I felt about it like I did about most of her novels. There is this gossamer strand, thin, but just strong enough to pull me through the pages, intrigued to see where the story goes. I felt this way reading Save Me and Look Again, also by the same author. I wouldn't say it was "good" but it was just enough to keep me interested. In places the detail is too much. In other areas the writing is banal, a little hard to suffer through. The ending in this novel, as well as the other two is a bit Shakespearian though... and that's not a good thing. I have taught Romeo and Juliet more times than I can count. And it seems when Willie the Bard got to Act Five he felt like "Time to wrap things up" and jumbled together a bunch of plot elements to finish the play. It's much like watching a movie that keeps your interest throughout but suffers a rushed ending, often like with Don't Go, one that doesn't flow with the rest of the action's pace or development.
The novel is about an Army surgeon that has to return home from war because his wife suffered a fatal household accident, leaving his infant daughter to the care of the deceased mother's sister, who conveniently is barren, and oozing with maternal love to smother the semi-orphaned infant. Dr. Mike must decide whether to fulfill his military duty with a small regimen of doctors desperately needing his help or to hand up his camo lab coat to play Mr. Mom. Complicating that decision is a whole "second life" that he discovers about his wife during his deployment, including alcoholism and infidelity.

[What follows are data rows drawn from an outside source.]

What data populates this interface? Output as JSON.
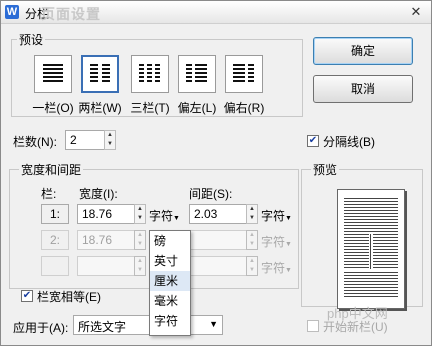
{
  "window": {
    "title": "分栏",
    "app_icon": "W",
    "close": "✕",
    "ghost_title": "页面设置"
  },
  "presets": {
    "group_label": "预设",
    "items": [
      {
        "label": "一栏(O)",
        "icon": "one-column-icon"
      },
      {
        "label": "两栏(W)",
        "icon": "two-column-icon"
      },
      {
        "label": "三栏(T)",
        "icon": "three-column-icon"
      },
      {
        "label": "偏左(L)",
        "icon": "left-column-icon"
      },
      {
        "label": "偏右(R)",
        "icon": "right-column-icon"
      }
    ],
    "selected": "两栏(W)"
  },
  "buttons": {
    "ok": "确定",
    "cancel": "取消"
  },
  "columns": {
    "label": "栏数(N):",
    "value": "2"
  },
  "separator": {
    "label": "分隔线(B)",
    "checked": true
  },
  "width_spacing": {
    "group_label": "宽度和间距",
    "col_header": "栏:",
    "width_header": "宽度(I):",
    "spacing_header": "间距(S):",
    "rows": [
      {
        "col": "1:",
        "width": "18.76",
        "width_unit": "字符",
        "spacing": "2.03",
        "spacing_unit": "字符"
      },
      {
        "col": "2:",
        "width": "18.76",
        "width_unit": "字符",
        "spacing": "",
        "spacing_unit": "字符"
      },
      {
        "col": "",
        "width": "",
        "width_unit": "",
        "spacing": "",
        "spacing_unit": "字符"
      }
    ]
  },
  "unit_dropdown": {
    "options": [
      "磅",
      "英寸",
      "厘米",
      "毫米",
      "字符"
    ],
    "highlighted": "厘米"
  },
  "equal_width": {
    "label": "栏宽相等(E)",
    "checked": true
  },
  "preview": {
    "label": "预览"
  },
  "apply_to": {
    "label": "应用于(A):",
    "value": "所选文字"
  },
  "new_column": {
    "label": "开始新栏(U)",
    "checked": false
  },
  "watermark": "php中文网",
  "colors": {
    "accent": "#3a6fb5",
    "highlight": "#dde8f5",
    "disabled": "#a0a0a0"
  }
}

There were certain unexpected twists to the novel, which were good. I was pretty certain that at page 19, I had then entire book figured out... and I was completely wrong. I don't know if Scottoline intentionally led me- her reader- to that conclusion. I'd like to think so, but I question achieving that feat with her writing

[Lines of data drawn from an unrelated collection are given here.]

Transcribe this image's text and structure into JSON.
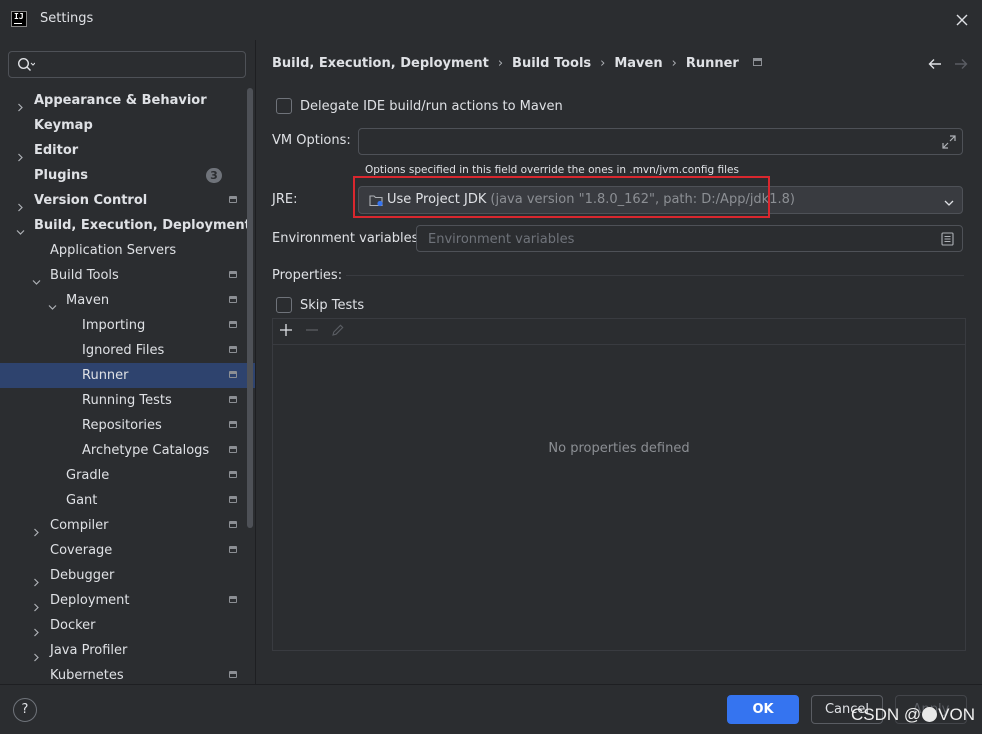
{
  "window": {
    "title": "Settings",
    "app_icon_text": "IJ"
  },
  "search": {
    "placeholder": "",
    "value": ""
  },
  "tree": [
    {
      "label": "Appearance & Behavior",
      "bold": true,
      "indent": 0,
      "chevron": "right",
      "project": false
    },
    {
      "label": "Keymap",
      "bold": true,
      "indent": 0,
      "chevron": "",
      "project": false
    },
    {
      "label": "Editor",
      "bold": true,
      "indent": 0,
      "chevron": "right",
      "project": false
    },
    {
      "label": "Plugins",
      "bold": true,
      "indent": 0,
      "chevron": "",
      "project": false,
      "badge": "3"
    },
    {
      "label": "Version Control",
      "bold": true,
      "indent": 0,
      "chevron": "right",
      "project": true
    },
    {
      "label": "Build, Execution, Deployment",
      "bold": true,
      "indent": 0,
      "chevron": "down",
      "project": false
    },
    {
      "label": "Application Servers",
      "bold": false,
      "indent": 1,
      "chevron": "",
      "project": false
    },
    {
      "label": "Build Tools",
      "bold": false,
      "indent": 1,
      "chevron": "down",
      "project": true
    },
    {
      "label": "Maven",
      "bold": false,
      "indent": 2,
      "chevron": "down",
      "project": true
    },
    {
      "label": "Importing",
      "bold": false,
      "indent": 3,
      "chevron": "",
      "project": true
    },
    {
      "label": "Ignored Files",
      "bold": false,
      "indent": 3,
      "chevron": "",
      "project": true
    },
    {
      "label": "Runner",
      "bold": false,
      "indent": 3,
      "chevron": "",
      "project": true,
      "selected": true
    },
    {
      "label": "Running Tests",
      "bold": false,
      "indent": 3,
      "chevron": "",
      "project": true
    },
    {
      "label": "Repositories",
      "bold": false,
      "indent": 3,
      "chevron": "",
      "project": true
    },
    {
      "label": "Archetype Catalogs",
      "bold": false,
      "indent": 3,
      "chevron": "",
      "project": true
    },
    {
      "label": "Gradle",
      "bold": false,
      "indent": 2,
      "chevron": "",
      "project": true
    },
    {
      "label": "Gant",
      "bold": false,
      "indent": 2,
      "chevron": "",
      "project": true
    },
    {
      "label": "Compiler",
      "bold": false,
      "indent": 1,
      "chevron": "right",
      "project": true
    },
    {
      "label": "Coverage",
      "bold": false,
      "indent": 1,
      "chevron": "",
      "project": true
    },
    {
      "label": "Debugger",
      "bold": false,
      "indent": 1,
      "chevron": "right",
      "project": false
    },
    {
      "label": "Deployment",
      "bold": false,
      "indent": 1,
      "chevron": "right",
      "project": true
    },
    {
      "label": "Docker",
      "bold": false,
      "indent": 1,
      "chevron": "right",
      "project": false
    },
    {
      "label": "Java Profiler",
      "bold": false,
      "indent": 1,
      "chevron": "right",
      "project": false
    },
    {
      "label": "Kubernetes",
      "bold": false,
      "indent": 1,
      "chevron": "",
      "project": true
    }
  ],
  "breadcrumb": [
    "Build, Execution, Deployment",
    "Build Tools",
    "Maven",
    "Runner"
  ],
  "form": {
    "delegate_label": "Delegate IDE build/run actions to Maven",
    "delegate_checked": false,
    "vm_options_label": "VM Options:",
    "vm_options_value": "",
    "vm_options_hint": "Options specified in this field override the ones in .mvn/jvm.config files",
    "jre_label": "JRE:",
    "jre_value": "Use Project JDK",
    "jre_detail": "(java version \"1.8.0_162\", path: D:/App/jdk1.8)",
    "env_label": "Environment variables:",
    "env_placeholder": "Environment variables",
    "properties_label": "Properties:",
    "skip_tests_label": "Skip Tests",
    "skip_tests_checked": false,
    "properties_empty": "No properties defined"
  },
  "buttons": {
    "ok": "OK",
    "cancel": "Cancel",
    "apply": "Apply",
    "help": "?"
  },
  "watermark": {
    "prefix": "CSDN @",
    "suffix": "VON"
  },
  "colors": {
    "accent": "#3574f0",
    "selection": "#2e436e",
    "highlight_box": "#d9272e",
    "background": "#2b2d30"
  }
}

skill style. The thing is... I would have been beyond content to be wrong, and surprised... but the ending was so disjointing. It's as if she wrote 3/4th of the book, walked away a few months, and then picked it back up to finish... maybe she needed a paycheck. The "obvious" conclusion, although expected and trite, would have been a more fulfilling end to the novel than the fluster of activity that finishes its pages.